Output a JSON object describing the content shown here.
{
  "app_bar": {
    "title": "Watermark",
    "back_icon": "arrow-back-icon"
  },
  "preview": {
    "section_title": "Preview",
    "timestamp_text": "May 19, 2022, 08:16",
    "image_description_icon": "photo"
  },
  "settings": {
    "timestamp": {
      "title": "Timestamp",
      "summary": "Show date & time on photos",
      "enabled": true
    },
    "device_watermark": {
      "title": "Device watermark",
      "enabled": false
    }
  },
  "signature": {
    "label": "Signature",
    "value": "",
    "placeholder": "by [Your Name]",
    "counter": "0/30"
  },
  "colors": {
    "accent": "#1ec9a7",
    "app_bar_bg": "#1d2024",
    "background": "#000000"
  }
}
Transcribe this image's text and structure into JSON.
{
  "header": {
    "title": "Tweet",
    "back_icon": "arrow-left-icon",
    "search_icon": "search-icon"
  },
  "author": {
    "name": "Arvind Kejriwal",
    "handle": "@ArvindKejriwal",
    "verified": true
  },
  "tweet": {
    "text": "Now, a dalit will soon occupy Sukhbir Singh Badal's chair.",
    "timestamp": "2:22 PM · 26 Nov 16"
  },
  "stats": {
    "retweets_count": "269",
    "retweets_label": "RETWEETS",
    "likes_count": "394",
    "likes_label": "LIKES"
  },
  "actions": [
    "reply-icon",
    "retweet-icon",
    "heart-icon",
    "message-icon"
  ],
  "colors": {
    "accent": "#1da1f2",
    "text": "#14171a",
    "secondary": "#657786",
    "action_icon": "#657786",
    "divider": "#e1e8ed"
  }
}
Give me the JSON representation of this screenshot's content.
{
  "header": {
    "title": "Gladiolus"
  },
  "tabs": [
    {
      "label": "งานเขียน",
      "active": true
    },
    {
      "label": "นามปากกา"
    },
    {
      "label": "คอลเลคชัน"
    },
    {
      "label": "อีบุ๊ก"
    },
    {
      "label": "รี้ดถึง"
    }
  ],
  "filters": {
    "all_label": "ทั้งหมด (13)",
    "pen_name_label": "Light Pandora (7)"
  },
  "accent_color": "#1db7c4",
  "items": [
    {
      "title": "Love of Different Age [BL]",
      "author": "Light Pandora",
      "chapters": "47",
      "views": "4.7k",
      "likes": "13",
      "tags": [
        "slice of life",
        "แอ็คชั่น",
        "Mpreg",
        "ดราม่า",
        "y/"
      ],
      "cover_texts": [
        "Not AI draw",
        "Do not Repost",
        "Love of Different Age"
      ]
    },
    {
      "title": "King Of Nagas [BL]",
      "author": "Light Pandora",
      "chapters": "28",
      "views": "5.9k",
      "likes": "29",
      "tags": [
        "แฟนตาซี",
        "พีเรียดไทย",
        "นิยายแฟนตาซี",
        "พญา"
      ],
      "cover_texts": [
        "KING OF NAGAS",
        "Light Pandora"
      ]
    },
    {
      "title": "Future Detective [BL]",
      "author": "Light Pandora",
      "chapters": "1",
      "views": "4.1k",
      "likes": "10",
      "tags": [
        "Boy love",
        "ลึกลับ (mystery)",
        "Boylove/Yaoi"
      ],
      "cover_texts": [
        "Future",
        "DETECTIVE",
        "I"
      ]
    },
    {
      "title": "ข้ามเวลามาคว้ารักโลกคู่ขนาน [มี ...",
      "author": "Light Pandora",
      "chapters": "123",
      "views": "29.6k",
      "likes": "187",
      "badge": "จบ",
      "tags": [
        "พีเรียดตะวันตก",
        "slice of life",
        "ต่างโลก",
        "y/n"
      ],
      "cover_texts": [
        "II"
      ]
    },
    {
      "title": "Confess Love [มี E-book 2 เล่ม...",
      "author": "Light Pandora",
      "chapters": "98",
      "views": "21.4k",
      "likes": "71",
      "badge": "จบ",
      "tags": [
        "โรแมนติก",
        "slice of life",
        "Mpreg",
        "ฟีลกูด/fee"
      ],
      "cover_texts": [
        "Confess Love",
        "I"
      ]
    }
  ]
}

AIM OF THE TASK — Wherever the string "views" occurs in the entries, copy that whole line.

TASK SOLUTION —
      "views": "4.7k",
      "views": "5.9k",
      "views": "4.1k",
      "views": "29.6k",
      "views": "21.4k",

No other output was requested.